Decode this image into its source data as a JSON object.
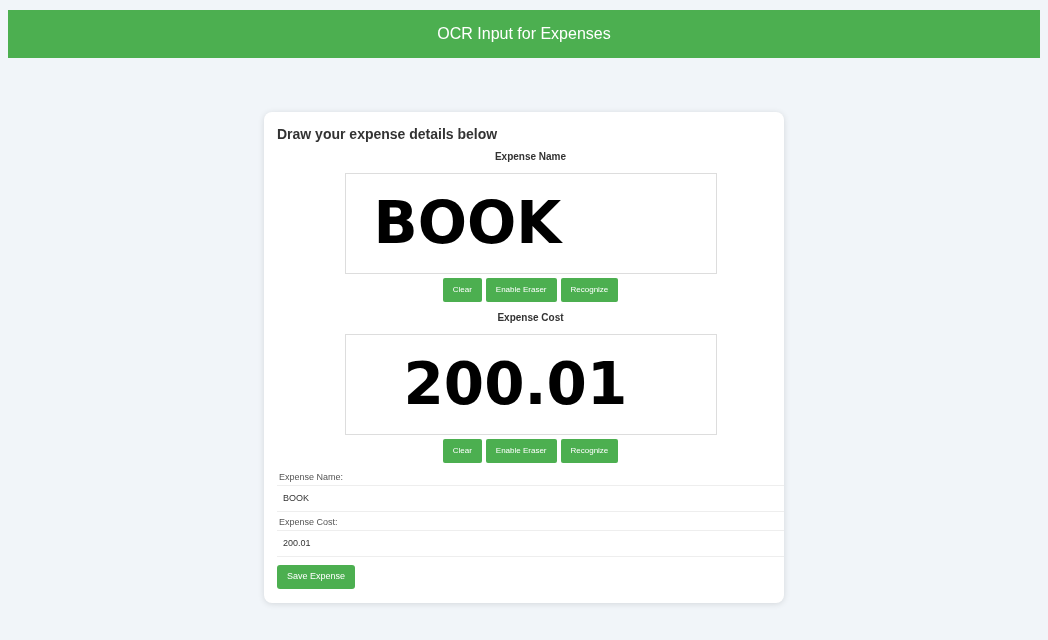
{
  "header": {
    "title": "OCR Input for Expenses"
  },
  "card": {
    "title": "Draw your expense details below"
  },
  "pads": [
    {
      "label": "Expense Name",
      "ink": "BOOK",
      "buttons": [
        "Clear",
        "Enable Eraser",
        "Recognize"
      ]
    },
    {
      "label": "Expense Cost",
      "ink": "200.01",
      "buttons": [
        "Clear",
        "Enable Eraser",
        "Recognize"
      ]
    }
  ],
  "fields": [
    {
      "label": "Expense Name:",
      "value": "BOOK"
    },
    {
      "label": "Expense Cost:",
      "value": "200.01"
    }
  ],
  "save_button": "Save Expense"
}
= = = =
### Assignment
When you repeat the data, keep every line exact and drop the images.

### Written solution
Decode this image into its source data as a JSON object.
{
  "header": {
    "title": "OCR Input for Expenses"
  },
  "card": {
    "title": "Draw your expense details below"
  },
  "pads": [
    {
      "label": "Expense Name",
      "ink": "BOOK",
      "buttons": [
        "Clear",
        "Enable Eraser",
        "Recognize"
      ]
    },
    {
      "label": "Expense Cost",
      "ink": "200.01",
      "buttons": [
        "Clear",
        "Enable Eraser",
        "Recognize"
      ]
    }
  ],
  "fields": [
    {
      "label": "Expense Name:",
      "value": "BOOK"
    },
    {
      "label": "Expense Cost:",
      "value": "200.01"
    }
  ],
  "save_button": "Save Expense"
}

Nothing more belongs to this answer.